Voter Enthusiasm, Trust in Government, Civility in Politics
- Only 50% of Mississippi voters are enthusiastic about voting in the upcoming November midterm elections while 43% are either somewhat enthusiastic or not enthusiastic at all.
- Voters are split on which level of government they find the most capable and trustworthy of solving problems. 28% of Mississippians find state government the most capable and trustworthy, 28% believe the same of local government, and 19% think this way of the federal government.
- 62% of voters say that the level of civility in national politics is getting worse, compared to 39% who say that the level of civility in Mississippi politics is worsening.
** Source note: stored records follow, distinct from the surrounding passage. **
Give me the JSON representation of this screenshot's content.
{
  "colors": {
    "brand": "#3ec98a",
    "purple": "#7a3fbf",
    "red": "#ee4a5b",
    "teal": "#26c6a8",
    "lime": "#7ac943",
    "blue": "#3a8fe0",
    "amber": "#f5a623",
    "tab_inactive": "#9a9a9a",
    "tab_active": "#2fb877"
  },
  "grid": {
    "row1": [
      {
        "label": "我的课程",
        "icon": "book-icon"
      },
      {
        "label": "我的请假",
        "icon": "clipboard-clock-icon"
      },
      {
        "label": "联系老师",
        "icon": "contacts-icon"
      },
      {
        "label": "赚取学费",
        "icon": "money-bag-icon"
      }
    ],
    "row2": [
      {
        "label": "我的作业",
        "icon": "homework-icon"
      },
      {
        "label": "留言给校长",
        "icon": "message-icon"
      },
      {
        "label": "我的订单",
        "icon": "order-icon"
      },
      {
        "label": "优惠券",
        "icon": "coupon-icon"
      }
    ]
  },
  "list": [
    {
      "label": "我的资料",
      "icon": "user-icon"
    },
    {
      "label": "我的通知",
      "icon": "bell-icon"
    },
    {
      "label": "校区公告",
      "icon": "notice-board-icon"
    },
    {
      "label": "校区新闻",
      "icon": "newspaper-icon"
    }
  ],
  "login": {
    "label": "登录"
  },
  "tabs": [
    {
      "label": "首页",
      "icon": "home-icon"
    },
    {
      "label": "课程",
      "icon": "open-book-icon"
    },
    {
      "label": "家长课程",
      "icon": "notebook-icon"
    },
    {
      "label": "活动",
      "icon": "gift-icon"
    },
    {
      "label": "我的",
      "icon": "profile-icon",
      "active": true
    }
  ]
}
Elected Official Ratings
- 50% of voters approve of Governor Phil Bryant, while 34% disapprove.
- 37% approve of Lieutenant Governor Tate Reeves, while 32% disapprove.
- Attorney General Jim Hood has a 50% approval rating, while 27% disapprove of him.
- State Auditor Shad White remains largely unknown, as 58% are unsure of him. 27% approve of White, while 15% disapprove.
- State Representative Jay Hughes—a declared candidate for lieutenant governor in 2019—has an approval rating of 26%. 16% disapprove of Hughes, while 58% are unsure.
- President Donald J. Trump’s approval rating in Mississippi is 51%, with 43% disapproving of him.
- 32% approve of the Mississippi Legislature, while 34% disapprove. This represents a 10% increase in approval since the July 2018 State of the State Survey.
- 27% say that fixing the state’s roads and bridges should be the top priority for state officials. This is the fifth consecutive quarter in which this has ranked as the top policy priority for Mississippi voters.
- More funding for public schools (20%) and making healthcare more affordable and accessible (18%) were the second and third highest ranking policy priorities.
“We are pleased to continue this survey series with Millsaps,” said Brad Chism, president of Chism Strategies. “The College is making a positive impact on public policy discussions in Mississippi. Elected leaders have a much clearer picture of what the voters actually want.”
The survey was conducted September 15-16. The sample size of 640 with 65% of interviews conducted via landline and 35% via cell phone. The survey has a Margin of Error of +/-3.86 %. Results were weighted to reflect likely 2018 general election turnout for age, race, gender, and partisanship.